Dataset rows for apps and sites:
------------------------
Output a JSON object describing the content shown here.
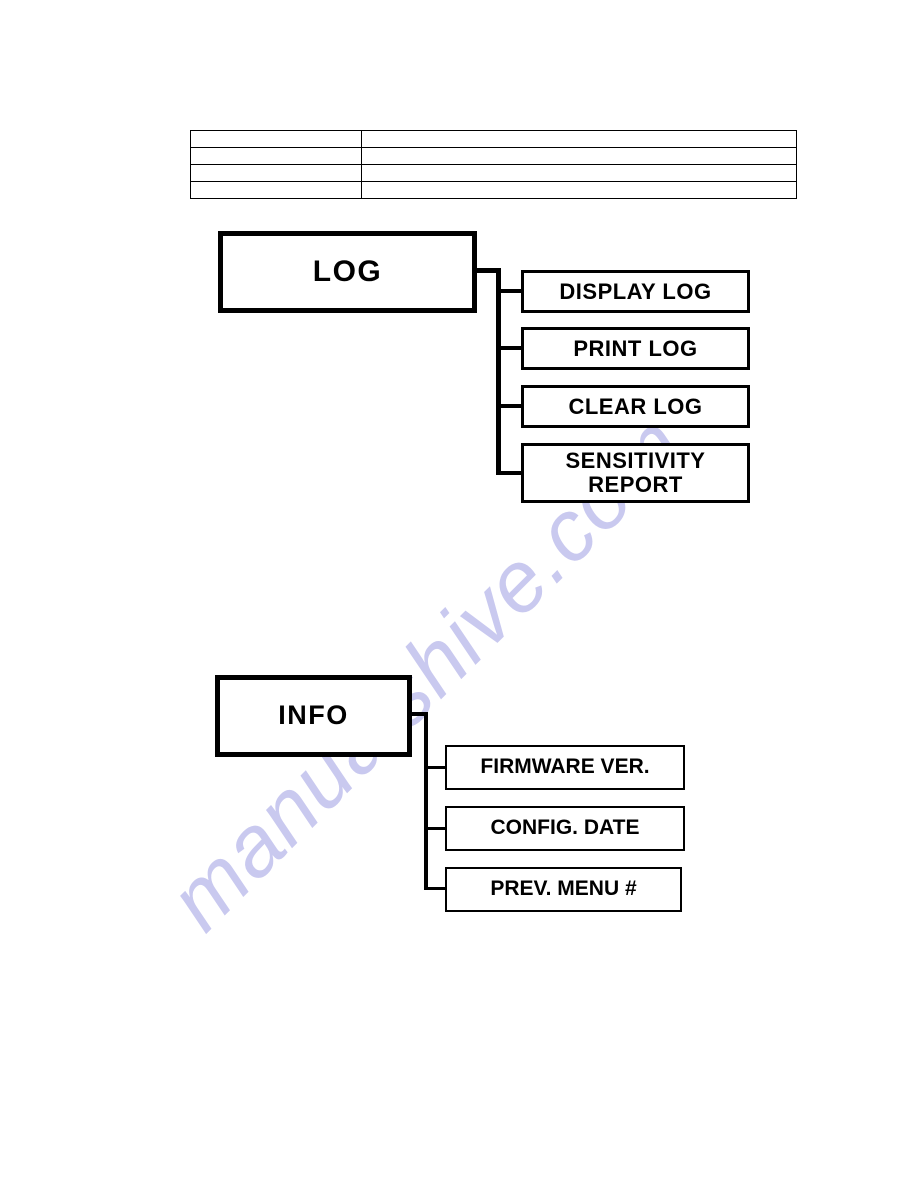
{
  "page": {
    "background": "#ffffff",
    "ink": "#000000",
    "watermark": {
      "text": "manualshive.com",
      "color": "#c9c9ef"
    }
  },
  "spec_table": {
    "columns": [
      "",
      ""
    ],
    "rows": [
      [
        "",
        ""
      ],
      [
        "",
        ""
      ],
      [
        "",
        ""
      ],
      [
        "",
        ""
      ]
    ]
  },
  "diagram": {
    "groups": [
      {
        "id": "log",
        "root": {
          "label": "LOG"
        },
        "children": [
          {
            "label": "DISPLAY LOG"
          },
          {
            "label": "PRINT LOG"
          },
          {
            "label": "CLEAR LOG"
          },
          {
            "label_line1": "SENSITIVITY",
            "label_line2": "REPORT"
          }
        ]
      },
      {
        "id": "info",
        "root": {
          "label": "INFO"
        },
        "children": [
          {
            "label": "FIRMWARE VER."
          },
          {
            "label": "CONFIG. DATE"
          },
          {
            "label": "PREV. MENU #"
          }
        ]
      }
    ]
  }
}
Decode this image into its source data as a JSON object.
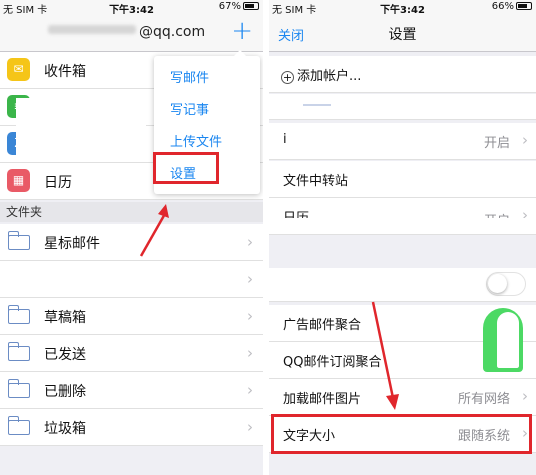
{
  "status_left": {
    "carrier": "无 SIM 卡",
    "time": "下午3:42",
    "battery": "67%"
  },
  "status_right": {
    "carrier": "无 SIM 卡",
    "time": "下午3:42",
    "battery": "66%"
  },
  "left": {
    "account": "@qq.com",
    "items": [
      {
        "label": "收件箱",
        "icon": "mail-icon",
        "color": "#f5c518"
      },
      {
        "label": "",
        "icon": "note-icon",
        "color": "#3bb54a"
      },
      {
        "label": "",
        "icon": "sort-icon",
        "color": "#3a86d6"
      },
      {
        "label": "日历",
        "icon": "calendar-icon",
        "color": "#e95a66"
      }
    ],
    "section_title": "文件夹",
    "folders": [
      "星标邮件",
      "",
      "草稿箱",
      "已发送",
      "已删除",
      "垃圾箱"
    ],
    "popup": [
      "写邮件",
      "写记事",
      "上传文件",
      "设置"
    ]
  },
  "right": {
    "close": "关闭",
    "title": "设置",
    "add_account": "添加帐户...",
    "rows": [
      {
        "label": "i",
        "value": "开启"
      },
      {
        "label": "文件中转站",
        "value": ""
      },
      {
        "label": "日历",
        "value": "开启"
      },
      {
        "label": "广告邮件聚合",
        "value": ""
      },
      {
        "label": "QQ邮件订阅聚合",
        "value": ""
      },
      {
        "label": "加载邮件图片",
        "value": "所有网络"
      },
      {
        "label": "文字大小",
        "value": "跟随系统"
      }
    ]
  },
  "colors": {
    "accent": "#1a86f0",
    "highlight": "#e0262c",
    "toggle_on": "#4cd964"
  }
}
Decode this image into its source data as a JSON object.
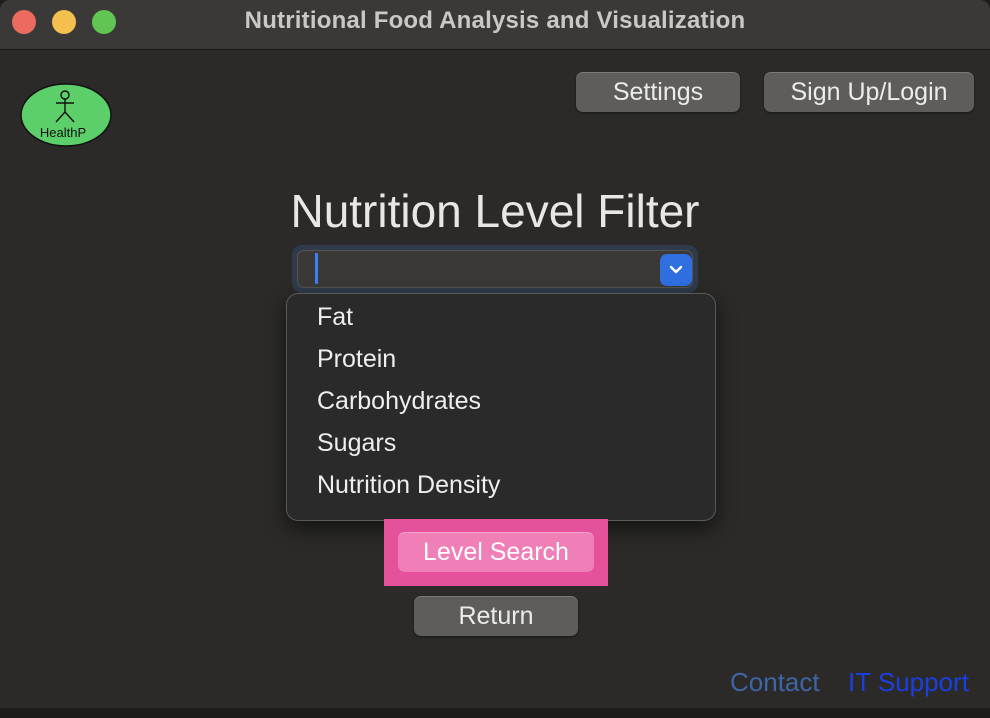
{
  "window": {
    "title": "Nutritional Food Analysis and Visualization"
  },
  "logo": {
    "text": "HealthP",
    "icon": "stick-figure-icon"
  },
  "header": {
    "settings_label": "Settings",
    "signup_label": "Sign Up/Login"
  },
  "main": {
    "heading": "Nutrition Level Filter",
    "combo_value": "",
    "dropdown_items": [
      "Fat",
      "Protein",
      "Carbohydrates",
      "Sugars",
      "Nutrition Density"
    ],
    "level_search_label": "Level Search",
    "return_label": "Return"
  },
  "footer": {
    "contact_label": "Contact",
    "it_support_label": "IT Support"
  },
  "colors": {
    "accent": "#2f6fe0",
    "highlight": "#e6519b",
    "logo_green": "#5ccf6a"
  }
}
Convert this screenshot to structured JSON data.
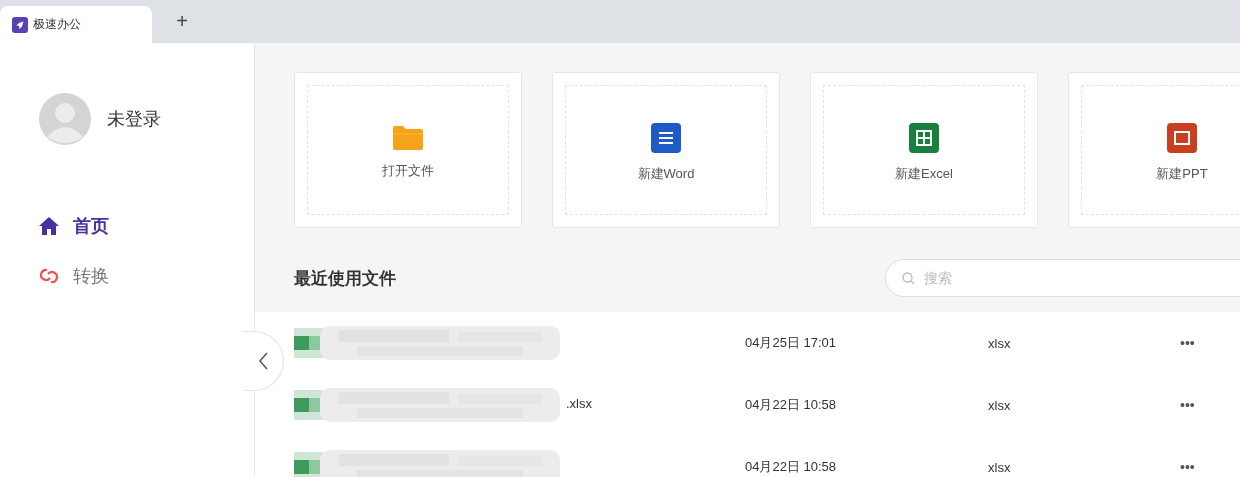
{
  "tabs": [
    {
      "label": "极速办公",
      "selected": true
    }
  ],
  "new_tab": "+",
  "user": {
    "name": "未登录"
  },
  "nav": [
    {
      "label": "首页",
      "kind": "home",
      "selected": true
    },
    {
      "label": "转换",
      "kind": "convert",
      "selected": false
    }
  ],
  "actions": [
    {
      "label": "打开文件",
      "kind": "folder"
    },
    {
      "label": "新建Word",
      "kind": "word"
    },
    {
      "label": "新建Excel",
      "kind": "excel"
    },
    {
      "label": "新建PPT",
      "kind": "ppt"
    }
  ],
  "recent": {
    "title": "最近使用文件",
    "search": {
      "placeholder": "搜索"
    },
    "rows": [
      {
        "name": "",
        "date": "04月25日 17:01",
        "type": "xlsx",
        "more": "•••"
      },
      {
        "name": ".xlsx",
        "date": "04月22日 10:58",
        "type": "xlsx",
        "more": "•••"
      },
      {
        "name": "",
        "date": "04月22日 10:58",
        "type": "xlsx",
        "more": "•••"
      }
    ]
  }
}
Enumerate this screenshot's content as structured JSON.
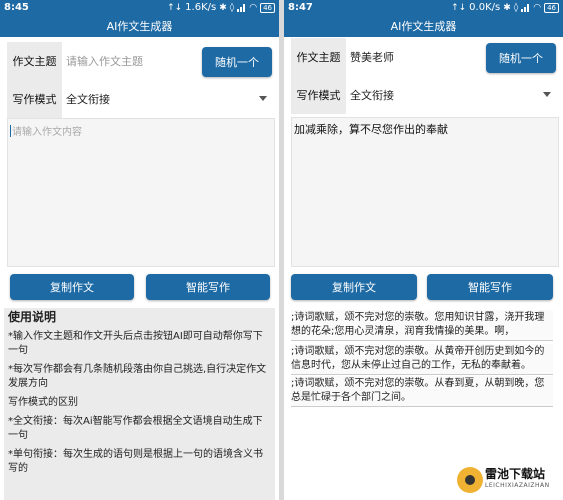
{
  "left": {
    "status": {
      "time": "8:45",
      "speed": "1.6K/s",
      "battery": "46"
    },
    "title": "AI作文生成器",
    "topic": {
      "label": "作文主题",
      "placeholder": "请输入作文主题",
      "value": ""
    },
    "random_button": "随机一个",
    "mode": {
      "label": "写作模式",
      "selected": "全文衔接"
    },
    "content_placeholder": "请输入作文内容",
    "copy_button": "复制作文",
    "smart_button": "智能写作",
    "instructions": {
      "heading": "使用说明",
      "items": [
        "*输入作文主题和作文开头后点击按钮AI即可自动帮你写下一句",
        "*每次写作都会有几条随机段落由你自己挑选,自行决定作文发展方向",
        "写作模式的区别",
        "*全文衔接：每次Ai智能写作都会根据全文语境自动生成下一句",
        "*单句衔接：每次生成的语句则是根据上一句的语境含义书写的"
      ]
    }
  },
  "right": {
    "status": {
      "time": "8:47",
      "speed": "0.0K/s",
      "battery": "46"
    },
    "title": "AI作文生成器",
    "topic": {
      "label": "作文主题",
      "value": "赞美老师"
    },
    "random_button": "随机一个",
    "mode": {
      "label": "写作模式",
      "selected": "全文衔接"
    },
    "content": "加减乘除，算不尽您作出的奉献",
    "copy_button": "复制作文",
    "smart_button": "智能写作",
    "results": [
      ";诗词歌赋，颂不完对您的崇敬。您用知识甘露，浇开我理想的花朵;您用心灵清泉，润育我情操的美果。啊，",
      ";诗词歌赋，颂不完对您的崇敬。从黄帝开创历史到如今的信息时代，您从未停止过自己的工作，无私的奉献着。",
      ";诗词歌赋，颂不完对您的崇敬。从春到夏，从朝到晚，您总是忙碌于各个部门之间。"
    ]
  },
  "watermark": {
    "main": "雷池下载站",
    "sub": "LEICHIXIAZAIZHAN"
  },
  "colors": {
    "primary": "#1e6aa5",
    "label_bg": "#ebebeb"
  }
}
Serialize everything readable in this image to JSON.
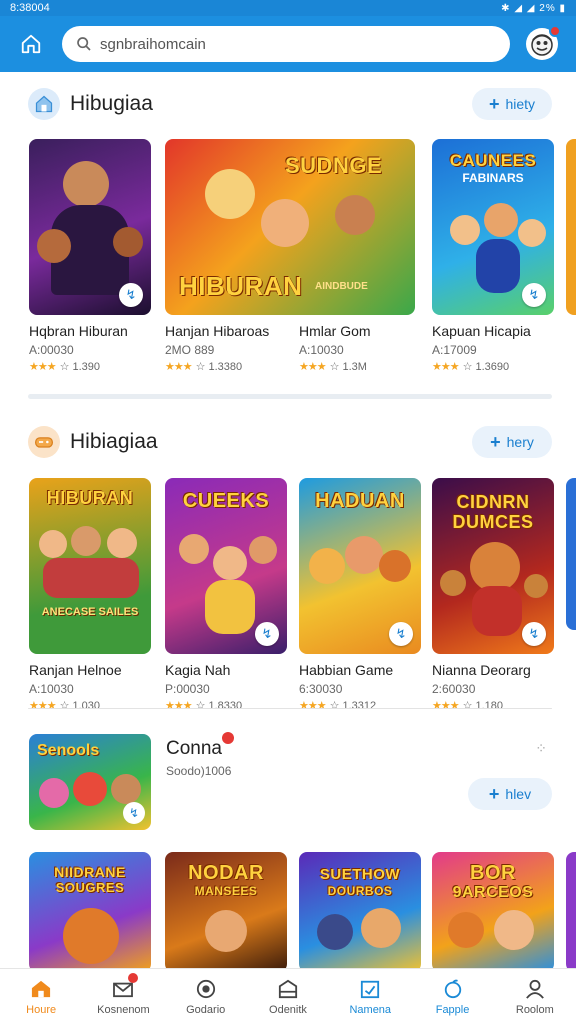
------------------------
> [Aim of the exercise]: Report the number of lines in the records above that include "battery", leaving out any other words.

> [Output]: 4